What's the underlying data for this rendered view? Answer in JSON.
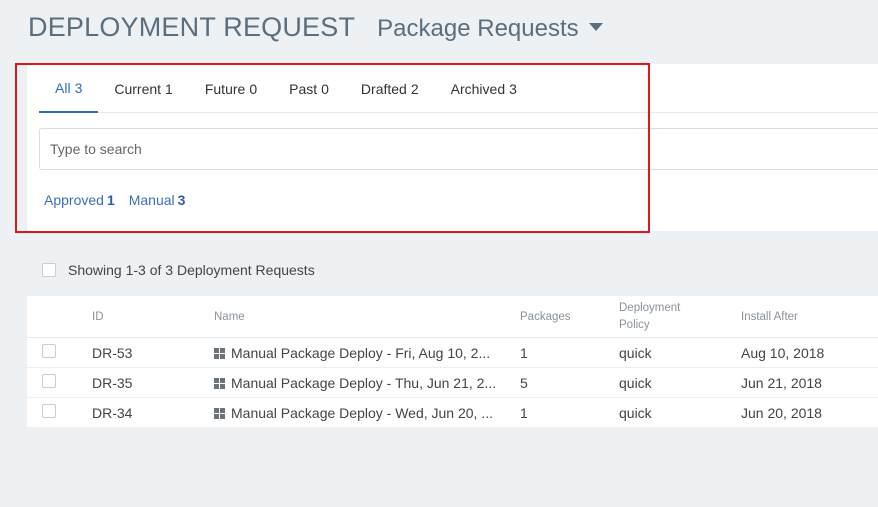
{
  "header": {
    "title": "DEPLOYMENT REQUEST",
    "subtitle": "Package Requests"
  },
  "tabs": [
    {
      "label": "All",
      "count": "3",
      "active": true
    },
    {
      "label": "Current",
      "count": "1"
    },
    {
      "label": "Future",
      "count": "0"
    },
    {
      "label": "Past",
      "count": "0"
    },
    {
      "label": "Drafted",
      "count": "2"
    },
    {
      "label": "Archived",
      "count": "3"
    }
  ],
  "search": {
    "placeholder": "Type to search",
    "value": ""
  },
  "quick_filters": [
    {
      "label": "Approved",
      "count": "1"
    },
    {
      "label": "Manual",
      "count": "3"
    }
  ],
  "summary": {
    "showing": "Showing 1-3 of 3 Deployment Requests"
  },
  "table": {
    "columns": {
      "id": "ID",
      "name": "Name",
      "packages": "Packages",
      "policy": "Deployment Policy",
      "install_after": "Install After"
    },
    "rows": [
      {
        "id": "DR-53",
        "name": "Manual Package Deploy - Fri, Aug 10, 2...",
        "packages": "1",
        "policy": "quick",
        "install_after": "Aug 10, 2018"
      },
      {
        "id": "DR-35",
        "name": "Manual Package Deploy - Thu, Jun 21, 2...",
        "packages": "5",
        "policy": "quick",
        "install_after": "Jun 21, 2018"
      },
      {
        "id": "DR-34",
        "name": "Manual Package Deploy - Wed, Jun 20, ...",
        "packages": "1",
        "policy": "quick",
        "install_after": "Jun 20, 2018"
      }
    ]
  },
  "colors": {
    "accent": "#2d6cc4",
    "highlight": "#e3141b",
    "title": "#5b6e7d"
  },
  "icons": {
    "os": "windows-icon",
    "dropdown": "caret-down-icon"
  }
}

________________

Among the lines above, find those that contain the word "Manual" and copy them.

      "label": "Manual",
        "name": "Manual Package Deploy - Fri, Aug 10, 2...",
        "name": "Manual Package Deploy - Thu, Jun 21, 2...",
        "name": "Manual Package Deploy - Wed, Jun 20, ...",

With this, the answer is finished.